Album Review: The White Stripes – ‘Under Great White Northern Lights’ (Third Man/XL)

Album Review: The White Stripes - 'Under Great White Northern Lights' (Third Man/XL)


The duo's new DVD and live album makes you realise how much you miss them

As (mostly) fun as [a]The Raconteurs[/a] and [a]The Dead Weather[/a] have been, boy does this little DVD/Live album package makes you miss [a]The White Stripes[/a] something rotten. The beautifully shot doc follows the band’s 2007 Canadian tour, and it’s a reminder that while [b]Jack White[/b] may enjoy his less pressurised roles in his other bands, he’s a shadow of the rock star that’s unleashed when it’s just him and [b]Meg[/b]. The first piece of concert footage is a thunderous version of first single [b]‘Let’s Shake Hands’[/b], and as Meg plays one-handed with Jack whirling wildly in front of her, it all comes flooding back: they’re the most violent, sexiest live band of our times.

The melding of [b]Led Zep[/b] rock glamour and the rough-and-ready spirit of the blues is, of course, at the heart of the band, and the film contrasts the full-colour theatre shows with black-and-white footage of them playing bizarre impromptu free gigs. All the best moments come from this stuff, as Jack and Meg play to passengers on a bus in Winnipeg, rock out on the back of a fishing boat on a river and do a gig in a bowling alley during which Jack pauses in the middle of one song to bowl a ball (he scores eight).

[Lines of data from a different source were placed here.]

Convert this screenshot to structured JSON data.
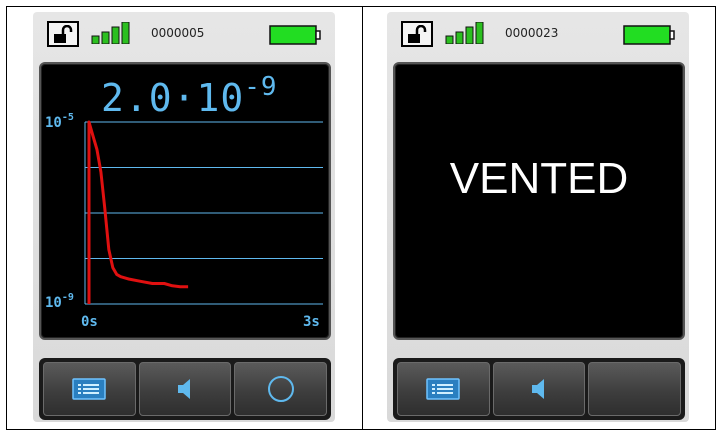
{
  "panels": [
    {
      "status": {
        "serial": "0000005",
        "lock_icon": "unlocked-padlock-icon",
        "signal_icon": "signal-strength-icon",
        "battery_icon": "battery-full-icon"
      },
      "display": {
        "value_mantissa": "2.0·10",
        "value_exponent": "-9",
        "y_top_base": "10",
        "y_top_exp": "-5",
        "y_bottom_base": "10",
        "y_bottom_exp": "-9",
        "x_start": "0s",
        "x_end": "3s"
      },
      "buttons": [
        {
          "icon": "list-icon"
        },
        {
          "icon": "speaker-icon"
        },
        {
          "icon": "circle-icon"
        }
      ]
    },
    {
      "status": {
        "serial": "0000023",
        "lock_icon": "unlocked-padlock-icon",
        "signal_icon": "signal-strength-icon",
        "battery_icon": "battery-full-icon"
      },
      "display": {
        "message": "VENTED"
      },
      "buttons": [
        {
          "icon": "list-icon"
        },
        {
          "icon": "speaker-icon"
        },
        {
          "icon": ""
        }
      ]
    }
  ],
  "colors": {
    "trace": "#e01010",
    "accent": "#5fb9ee",
    "battery": "#22dd22",
    "signal": "#2bbf1f"
  },
  "chart_data": {
    "type": "line",
    "xlabel": "",
    "ylabel": "",
    "x_tick_labels": [
      "0s",
      "3s"
    ],
    "y_tick_labels": [
      "10^-5",
      "10^-9"
    ],
    "xlim": [
      0,
      3
    ],
    "ylim_log10": [
      -9,
      -5
    ],
    "y_scale": "log",
    "grid": true,
    "series": [
      {
        "x": [
          0.05,
          0.1,
          0.15,
          0.2,
          0.25,
          0.3,
          0.35,
          0.4,
          0.45,
          0.55,
          0.7,
          0.85,
          1.0,
          1.1,
          1.2,
          1.3
        ],
        "y_log10": [
          -5.0,
          -5.3,
          -5.6,
          -6.1,
          -6.9,
          -7.8,
          -8.2,
          -8.35,
          -8.4,
          -8.45,
          -8.5,
          -8.55,
          -8.55,
          -8.6,
          -8.62,
          -8.62
        ]
      }
    ]
  }
}
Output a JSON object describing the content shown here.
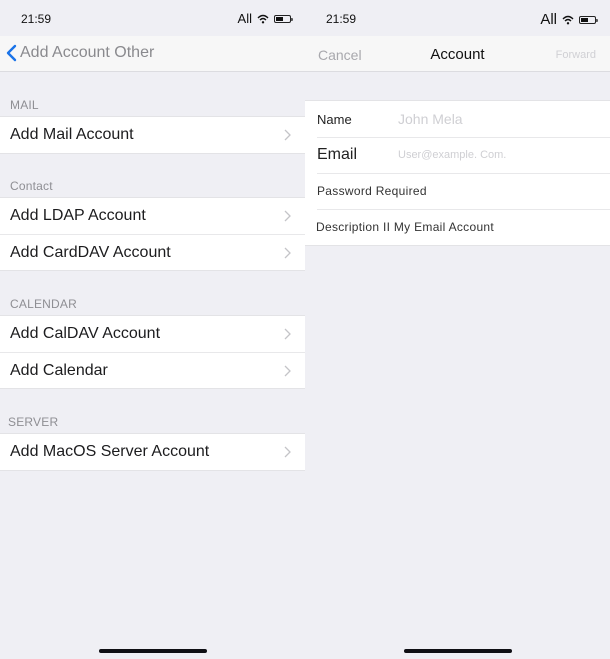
{
  "left_screen": {
    "status": {
      "time": "21:59",
      "carrier": "All",
      "wifi_icon": "wifi-icon",
      "battery_icon": "battery-icon"
    },
    "nav": {
      "back_icon": "chevron-left-icon",
      "back_label": "Add Account Other"
    },
    "sections": [
      {
        "header": "MAIL",
        "items": [
          {
            "label": "Add Mail Account"
          }
        ]
      },
      {
        "header": "Contact",
        "items": [
          {
            "label": "Add LDAP Account"
          },
          {
            "label": "Add CardDAV Account"
          }
        ]
      },
      {
        "header": "CALENDAR",
        "items": [
          {
            "label": "Add CalDAV Account"
          },
          {
            "label": "Add Calendar"
          }
        ]
      },
      {
        "header": "SERVER",
        "items": [
          {
            "label": "Add MacOS Server Account"
          }
        ]
      }
    ],
    "row_icon": "chevron-right-icon"
  },
  "right_screen": {
    "status": {
      "time": "21:59",
      "carrier": "All",
      "wifi_icon": "wifi-icon",
      "battery_icon": "battery-icon"
    },
    "nav": {
      "cancel_label": "Cancel",
      "title": "Account",
      "forward_label": "Forward"
    },
    "form": {
      "name_label": "Name",
      "name_placeholder": "John Mela",
      "email_label": "Email",
      "email_placeholder": "User@example. Com.",
      "password_label": "Password Required",
      "description_label": "Description II My Email Account"
    }
  },
  "colors": {
    "accent": "#1a73e8",
    "background": "#efeff4",
    "header_text": "#8e8e93"
  }
}
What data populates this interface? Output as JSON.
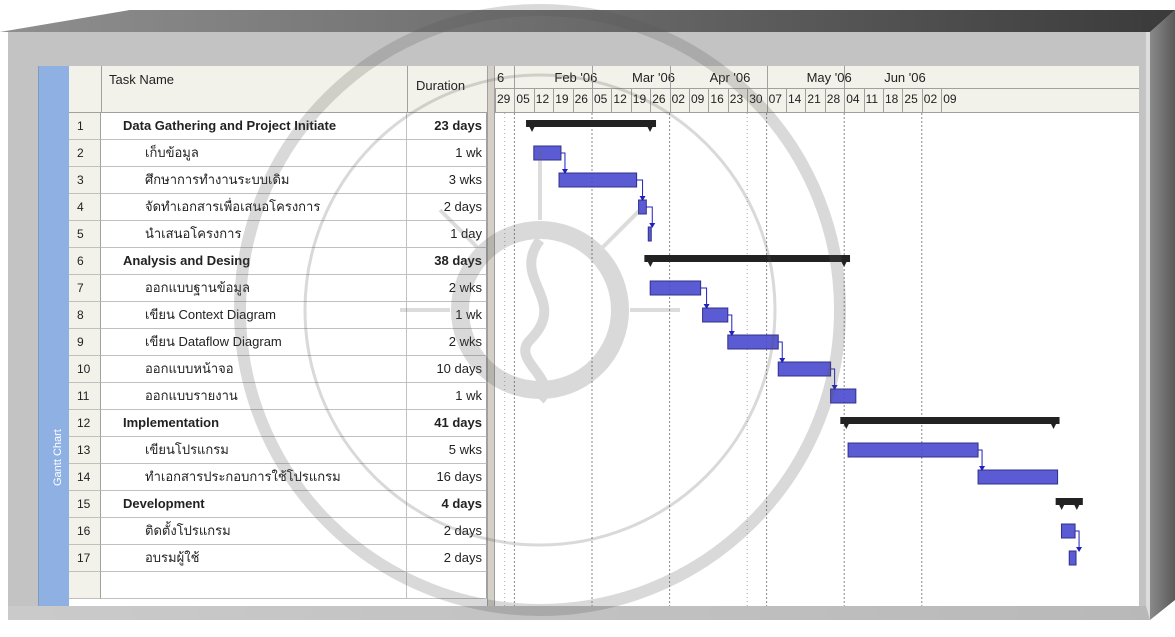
{
  "view_label": "Gantt Chart",
  "columns": {
    "task_name": "Task Name",
    "duration": "Duration"
  },
  "timescale": {
    "months": [
      "6",
      "Feb '06",
      "Mar '06",
      "Apr '06",
      "May '06",
      "Jun '06"
    ],
    "weeks": [
      "29",
      "05",
      "12",
      "19",
      "26",
      "05",
      "12",
      "19",
      "26",
      "02",
      "09",
      "16",
      "23",
      "30",
      "07",
      "14",
      "21",
      "28",
      "04",
      "11",
      "18",
      "25",
      "02",
      "09"
    ]
  },
  "tasks": [
    {
      "id": "1",
      "name": "Data Gathering and Project Initiate",
      "duration": "23 days",
      "summary": true
    },
    {
      "id": "2",
      "name": "เก็บข้อมูล",
      "duration": "1 wk",
      "summary": false
    },
    {
      "id": "3",
      "name": "ศึกษาการทำงานระบบเดิม",
      "duration": "3 wks",
      "summary": false
    },
    {
      "id": "4",
      "name": "จัดทำเอกสารเพื่อเสนอโครงการ",
      "duration": "2 days",
      "summary": false
    },
    {
      "id": "5",
      "name": "นำเสนอโครงการ",
      "duration": "1 day",
      "summary": false
    },
    {
      "id": "6",
      "name": "Analysis and Desing",
      "duration": "38 days",
      "summary": true
    },
    {
      "id": "7",
      "name": "ออกแบบฐานข้อมูล",
      "duration": "2 wks",
      "summary": false
    },
    {
      "id": "8",
      "name": "เขียน  Context Diagram",
      "duration": "1 wk",
      "summary": false
    },
    {
      "id": "9",
      "name": "เขียน  Dataflow  Diagram",
      "duration": "2 wks",
      "summary": false
    },
    {
      "id": "10",
      "name": "ออกแบบหน้าจอ",
      "duration": "10 days",
      "summary": false
    },
    {
      "id": "11",
      "name": "ออกแบบรายงาน",
      "duration": "1 wk",
      "summary": false
    },
    {
      "id": "12",
      "name": "Implementation",
      "duration": "41 days",
      "summary": true
    },
    {
      "id": "13",
      "name": "เขียนโปรแกรม",
      "duration": "5 wks",
      "summary": false
    },
    {
      "id": "14",
      "name": "ทำเอกสารประกอบการใช้โปรแกรม",
      "duration": "16 days",
      "summary": false
    },
    {
      "id": "15",
      "name": "Development",
      "duration": "4 days",
      "summary": true
    },
    {
      "id": "16",
      "name": "ติดตั้งโปรแกรม",
      "duration": "2 days",
      "summary": false
    },
    {
      "id": "17",
      "name": "อบรมผู้ใช้",
      "duration": "2 days",
      "summary": false
    }
  ],
  "colors": {
    "summary_bar": "#222222",
    "task_bar": "#4a4ad0",
    "link": "#2020c0",
    "header_bg": "#f2f2ea",
    "side_bar": "#8eb0e3"
  }
}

However, the real draw for fans will be the intimate glimpses of Jack and Meg’s relationship. There’s a minor tiff about one show (Jack: [i]“We were changing tempo three times a song.”[/i] Meg, ever stoic: [i]“It felt about right to me.”[/i]) and much to be read into their body language and teasing little ways. Despite the fact they once shared a marital bed, that whole sibling shtick actually seems emotionally truthful. Jack really is a playful younger brother with her, forever mocking her silent reserve. Meg is very much the amused, bemused, older sister – [i]“I’m quiet, what can I say?”[/i] – and the film plays around with her Sphinx-like image by subtitling her few words. Jack’s incredibly protective of her, but also obviously reliant upon her elusiveness, not just as an onstage anchor for him, but also as a stimulus for his creative spirit. There’s one moment backstage when Jack’s bashing away at a piano while Meg smokes contentedly on a couch nearby; a perfect snapshot of artist and muse.

Of course, knowing that the band ceased all activity shortly after this due to Meg’s “acute anxiety” gives the whole thing a compelling subtext. Her genial silences seem suddenly sad, Jack’s fevered performances desperate, their arm-in-arm walks together poignant. The film closes with the image of Meg sobbing in Jack’s arms after he’s played her [b]‘White Moon’[/b] on the piano.

The live album is built from tracks taken from different shows so doesn’t show off the improvisatory nature of their setlist-free shows, but again, it’s a reminder that their three-year absence is a bit of a tragedy. Let’s have that comeback this year please, ol’ Meg.

[b]Martin Robinson[/b]

[i]What do you think of the DVD and live album? Let us know by posting a comment below.[/i]

Click here to get your copy of The White Stripes’ ‘Under Great White Northern Lights’ from the Rough Trade shop